As I began to walk around, I was surprised by how much things seemed to have changed. The area around my hotel felt uncomfortable. Many of the people on the street seemed somewhat seedy. The few shops that were open were the kind of shops most communities try to close.
Still, my parents were married on O’Farrell Street a few blocks away. I was determined to visit the site and began walking in that direction. As I waited for a light at the first major intersection, I saw a derelict coming toward me. He was dirty and drunk and disheveled. His hair was long and unkempt. His face and clothes were covered with filth.
As he staggered across the street, a gang of rowdy young people entered the intersection from the crossing street.

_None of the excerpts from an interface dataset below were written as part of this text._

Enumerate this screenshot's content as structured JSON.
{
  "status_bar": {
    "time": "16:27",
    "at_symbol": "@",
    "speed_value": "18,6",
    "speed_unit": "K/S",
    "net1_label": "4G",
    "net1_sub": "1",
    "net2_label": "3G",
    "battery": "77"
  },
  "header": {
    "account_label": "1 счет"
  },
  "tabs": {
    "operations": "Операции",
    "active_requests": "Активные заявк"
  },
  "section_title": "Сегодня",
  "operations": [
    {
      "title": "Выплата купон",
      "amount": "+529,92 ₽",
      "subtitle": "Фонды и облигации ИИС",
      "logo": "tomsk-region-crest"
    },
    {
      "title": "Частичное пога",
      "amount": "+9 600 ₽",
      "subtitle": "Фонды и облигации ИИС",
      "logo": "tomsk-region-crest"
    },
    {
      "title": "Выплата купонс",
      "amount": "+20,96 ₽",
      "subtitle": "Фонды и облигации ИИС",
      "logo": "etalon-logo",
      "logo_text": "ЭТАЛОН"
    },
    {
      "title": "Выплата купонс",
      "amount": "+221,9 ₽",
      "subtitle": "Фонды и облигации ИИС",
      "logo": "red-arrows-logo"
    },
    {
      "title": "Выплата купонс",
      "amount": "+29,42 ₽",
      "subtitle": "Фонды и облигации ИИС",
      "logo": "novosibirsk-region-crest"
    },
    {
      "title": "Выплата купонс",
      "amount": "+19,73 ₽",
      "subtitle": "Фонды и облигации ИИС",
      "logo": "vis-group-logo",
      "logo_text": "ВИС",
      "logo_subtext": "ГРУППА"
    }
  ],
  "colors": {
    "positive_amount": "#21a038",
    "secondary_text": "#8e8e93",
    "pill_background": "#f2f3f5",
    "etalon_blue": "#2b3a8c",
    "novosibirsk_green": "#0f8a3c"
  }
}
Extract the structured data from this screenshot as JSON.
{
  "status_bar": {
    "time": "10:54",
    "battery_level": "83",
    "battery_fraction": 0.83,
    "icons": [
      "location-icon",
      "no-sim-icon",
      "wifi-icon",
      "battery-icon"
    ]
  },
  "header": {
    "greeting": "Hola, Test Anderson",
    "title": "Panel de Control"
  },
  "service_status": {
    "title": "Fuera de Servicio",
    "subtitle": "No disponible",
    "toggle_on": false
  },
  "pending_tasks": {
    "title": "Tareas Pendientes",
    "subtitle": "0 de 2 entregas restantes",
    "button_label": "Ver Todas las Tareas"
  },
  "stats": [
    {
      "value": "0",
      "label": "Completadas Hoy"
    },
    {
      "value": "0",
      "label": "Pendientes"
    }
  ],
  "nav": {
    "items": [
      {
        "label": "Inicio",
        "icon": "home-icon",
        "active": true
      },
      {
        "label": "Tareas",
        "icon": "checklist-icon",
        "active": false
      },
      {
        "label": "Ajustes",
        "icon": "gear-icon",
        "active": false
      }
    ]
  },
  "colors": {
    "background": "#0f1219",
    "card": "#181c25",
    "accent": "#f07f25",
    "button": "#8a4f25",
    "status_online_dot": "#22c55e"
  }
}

They were loud and obnoxious, clearly out for a night on the town. They took great delight in ridiculing the drunken man as he approached.
Their amusement reached a crescendo when the derelict stopped in the middle of the street, dropped his pants, and began to urinate. He stood there for a moment, wavering and fighting for balance until the booze got the better of him.
He fell and lay there in the intersection, exposed to the world and in obvious confusion. I watched in shock and consternation. The gang of teens ran to his assistance, helping him to his feet, pulling his pants up, and seeing him safely across the street.
It’s been five years, but this incident is still fresh in my mind. I don’t know which I regret more – that I was not the one to help or that I so badly misjudged those who did.
Each day we meet indifference, ingratitude, disloyalty, dishonesty, greed, ill will, and selfishness. A life of love requires we answer with honesty, integrity, empathy, good will, and selflessness. A life of love asks us to listen with our hearts, act with compassion for all living things, and live a life of limited regrets.